    • EB-2 – ADVANCED DEGREE AND EXCEPTIONAL ABILITY Members of the Professions with an Advanced Degree: •The employer must first file a Labor Certification to prove that there are no eligible US workers available for the position. •Assuming there are no US workers available, the employer files an I140 Visa Petition on behalf of the employee. •Once the I-140 is approved, and/or the priority date is current, the application to become a Permanent Residence is filed. National Interest Waiver. An individual may qualify for the EB-2 category of “Exceptional Ability” and may avoid the Labor Certification process, if the position is one that is in the National Interest by filing a National Interest Waiver. •National Interest means that the job will benefit the US healthcare, environment, education system, etc. These positions are usually funded by government grants and must substantially benefit the US on a national level, and the FN must play a critical role in the work that’s being done.

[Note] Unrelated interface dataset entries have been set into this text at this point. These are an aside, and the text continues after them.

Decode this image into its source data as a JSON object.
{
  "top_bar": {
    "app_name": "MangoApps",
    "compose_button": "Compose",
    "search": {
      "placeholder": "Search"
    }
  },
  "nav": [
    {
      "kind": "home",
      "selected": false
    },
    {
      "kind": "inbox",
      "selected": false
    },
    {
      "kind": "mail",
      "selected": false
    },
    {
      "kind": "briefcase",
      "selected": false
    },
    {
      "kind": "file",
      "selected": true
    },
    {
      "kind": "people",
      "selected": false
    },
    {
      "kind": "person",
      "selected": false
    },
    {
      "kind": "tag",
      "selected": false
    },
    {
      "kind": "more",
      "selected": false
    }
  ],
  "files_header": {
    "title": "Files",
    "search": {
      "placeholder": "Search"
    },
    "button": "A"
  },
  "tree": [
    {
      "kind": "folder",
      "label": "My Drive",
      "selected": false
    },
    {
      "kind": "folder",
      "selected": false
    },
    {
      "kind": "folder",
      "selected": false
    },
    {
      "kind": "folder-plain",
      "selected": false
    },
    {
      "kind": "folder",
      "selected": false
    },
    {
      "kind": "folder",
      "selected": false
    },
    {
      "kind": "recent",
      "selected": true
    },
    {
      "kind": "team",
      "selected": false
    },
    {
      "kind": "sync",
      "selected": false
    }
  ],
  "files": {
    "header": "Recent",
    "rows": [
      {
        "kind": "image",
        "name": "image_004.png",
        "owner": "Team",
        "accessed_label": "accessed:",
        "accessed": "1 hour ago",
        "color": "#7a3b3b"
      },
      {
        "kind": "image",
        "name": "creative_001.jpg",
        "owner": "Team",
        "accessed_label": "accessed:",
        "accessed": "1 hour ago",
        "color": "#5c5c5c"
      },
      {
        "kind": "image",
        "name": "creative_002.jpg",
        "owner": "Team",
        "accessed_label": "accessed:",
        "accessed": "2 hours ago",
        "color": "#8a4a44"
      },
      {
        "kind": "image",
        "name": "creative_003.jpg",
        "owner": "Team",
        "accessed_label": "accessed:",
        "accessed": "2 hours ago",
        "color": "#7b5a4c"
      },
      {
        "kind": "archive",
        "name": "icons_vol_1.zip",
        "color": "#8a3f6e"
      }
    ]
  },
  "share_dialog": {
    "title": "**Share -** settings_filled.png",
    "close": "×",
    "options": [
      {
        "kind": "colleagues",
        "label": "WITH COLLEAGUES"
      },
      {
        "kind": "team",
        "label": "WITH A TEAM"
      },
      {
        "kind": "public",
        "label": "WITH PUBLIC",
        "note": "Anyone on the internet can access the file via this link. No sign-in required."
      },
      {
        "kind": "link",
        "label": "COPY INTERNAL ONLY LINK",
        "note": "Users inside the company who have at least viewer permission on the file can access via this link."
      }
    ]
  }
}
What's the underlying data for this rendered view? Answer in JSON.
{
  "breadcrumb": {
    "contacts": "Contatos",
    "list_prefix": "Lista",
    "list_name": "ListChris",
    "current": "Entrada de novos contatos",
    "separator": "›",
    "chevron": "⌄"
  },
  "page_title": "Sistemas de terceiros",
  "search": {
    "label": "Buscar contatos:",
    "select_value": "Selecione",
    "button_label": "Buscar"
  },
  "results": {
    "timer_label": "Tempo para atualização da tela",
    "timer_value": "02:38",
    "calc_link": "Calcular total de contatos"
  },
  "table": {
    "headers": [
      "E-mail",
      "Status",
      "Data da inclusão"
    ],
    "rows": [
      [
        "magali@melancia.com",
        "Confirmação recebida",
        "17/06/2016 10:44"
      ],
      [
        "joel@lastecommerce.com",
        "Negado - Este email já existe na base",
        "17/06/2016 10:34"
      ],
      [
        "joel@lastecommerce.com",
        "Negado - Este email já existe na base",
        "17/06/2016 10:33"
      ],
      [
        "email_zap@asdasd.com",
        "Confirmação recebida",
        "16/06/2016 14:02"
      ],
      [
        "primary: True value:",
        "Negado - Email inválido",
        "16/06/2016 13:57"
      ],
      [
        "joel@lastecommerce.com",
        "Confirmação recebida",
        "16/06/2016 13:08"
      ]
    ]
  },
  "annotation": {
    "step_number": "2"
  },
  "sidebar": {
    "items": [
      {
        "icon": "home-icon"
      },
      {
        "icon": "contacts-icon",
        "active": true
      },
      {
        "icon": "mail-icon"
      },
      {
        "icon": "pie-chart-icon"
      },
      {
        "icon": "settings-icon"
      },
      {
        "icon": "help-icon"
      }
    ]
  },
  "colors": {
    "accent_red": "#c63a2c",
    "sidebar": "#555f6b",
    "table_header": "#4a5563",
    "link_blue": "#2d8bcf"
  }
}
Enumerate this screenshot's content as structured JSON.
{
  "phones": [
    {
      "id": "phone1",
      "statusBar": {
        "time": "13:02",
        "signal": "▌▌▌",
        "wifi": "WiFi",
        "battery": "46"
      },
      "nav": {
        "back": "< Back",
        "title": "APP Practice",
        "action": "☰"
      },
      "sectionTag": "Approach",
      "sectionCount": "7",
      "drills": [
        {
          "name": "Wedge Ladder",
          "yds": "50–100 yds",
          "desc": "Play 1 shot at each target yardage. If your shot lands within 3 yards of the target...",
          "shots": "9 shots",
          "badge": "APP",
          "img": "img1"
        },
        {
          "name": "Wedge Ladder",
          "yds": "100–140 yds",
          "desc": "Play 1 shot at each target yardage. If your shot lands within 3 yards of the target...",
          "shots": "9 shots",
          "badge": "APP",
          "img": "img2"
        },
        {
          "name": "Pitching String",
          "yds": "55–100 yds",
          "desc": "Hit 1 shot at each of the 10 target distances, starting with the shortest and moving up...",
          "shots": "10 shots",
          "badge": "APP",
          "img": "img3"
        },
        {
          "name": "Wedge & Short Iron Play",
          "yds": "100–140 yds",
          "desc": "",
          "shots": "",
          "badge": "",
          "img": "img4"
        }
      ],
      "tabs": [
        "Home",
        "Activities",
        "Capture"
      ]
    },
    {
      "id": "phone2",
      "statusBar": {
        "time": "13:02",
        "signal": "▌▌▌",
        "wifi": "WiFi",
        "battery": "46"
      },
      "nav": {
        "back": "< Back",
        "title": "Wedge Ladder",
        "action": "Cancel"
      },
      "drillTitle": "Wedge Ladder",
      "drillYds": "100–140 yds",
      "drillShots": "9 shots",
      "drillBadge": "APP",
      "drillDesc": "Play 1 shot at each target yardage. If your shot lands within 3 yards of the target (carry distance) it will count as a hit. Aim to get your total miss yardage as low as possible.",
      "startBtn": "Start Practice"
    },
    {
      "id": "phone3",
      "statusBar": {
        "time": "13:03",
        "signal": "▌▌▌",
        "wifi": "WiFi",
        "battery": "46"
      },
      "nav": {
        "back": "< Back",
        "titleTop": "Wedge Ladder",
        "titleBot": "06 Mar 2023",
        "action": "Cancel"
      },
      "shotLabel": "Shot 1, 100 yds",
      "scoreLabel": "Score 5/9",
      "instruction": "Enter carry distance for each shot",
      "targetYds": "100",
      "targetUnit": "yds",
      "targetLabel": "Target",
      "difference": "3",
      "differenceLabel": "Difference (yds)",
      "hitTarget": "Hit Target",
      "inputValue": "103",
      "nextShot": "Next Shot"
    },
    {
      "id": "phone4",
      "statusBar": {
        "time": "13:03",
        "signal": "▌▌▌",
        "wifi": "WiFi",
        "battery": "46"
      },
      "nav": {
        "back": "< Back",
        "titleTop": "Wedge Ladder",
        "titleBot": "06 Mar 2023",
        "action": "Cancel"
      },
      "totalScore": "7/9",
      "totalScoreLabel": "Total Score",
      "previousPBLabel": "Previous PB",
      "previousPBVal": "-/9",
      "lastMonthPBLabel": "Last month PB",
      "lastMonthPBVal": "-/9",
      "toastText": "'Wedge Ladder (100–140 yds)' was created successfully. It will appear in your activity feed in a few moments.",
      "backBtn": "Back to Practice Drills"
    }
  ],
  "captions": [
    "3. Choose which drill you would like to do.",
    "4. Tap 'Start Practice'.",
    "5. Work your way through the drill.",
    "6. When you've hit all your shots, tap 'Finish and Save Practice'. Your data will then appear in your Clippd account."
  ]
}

    • EB-1 – EXTRAORDINARY ABILITY • Aliens of Extraordinary Ability: • No requirement for offer of employment and no labor certification requirement to show there are no available US workers. The standard is very high—think rocket scientists, cutting edge research to save lives and cure diseases or inventions that make our country safer. • The person who qualifies for this category has already risen to the top of his/her field of endeavor or has accomplishments that are not normally found among his peers, such as winning national or international awards. • Outstanding Researcher or Professor: • This category does require an offer of full-time employment but does not require a labor certification to prove there are no US workers. The standard of evidence is similar to that listed above but not as stringent in that the person does not need to prove he/she has risen to the top of the field. • The USCIS does closely scrutinize whether there is an offer of fulltime employment. If the position is a not a tenured track position at a university, this may be problematic, so post-doc researchers may have problems applying through this category. Researchers may pursue employment at scientific research organizations however, and qualify for this category.
    • STUDY AND WORK SMART www.bondimmigrationlaw.com The material in this powerpoint is copyrighted by The Law Offices of Susan Bond. The material is for informational purposes only and does not constitute legal advice. The material is not guaranteed to be correct, complete, or up to date. Information provided by or cited to third parties does not necessarily reflect the opinions of Susan Bond or any of its attorneys or clients.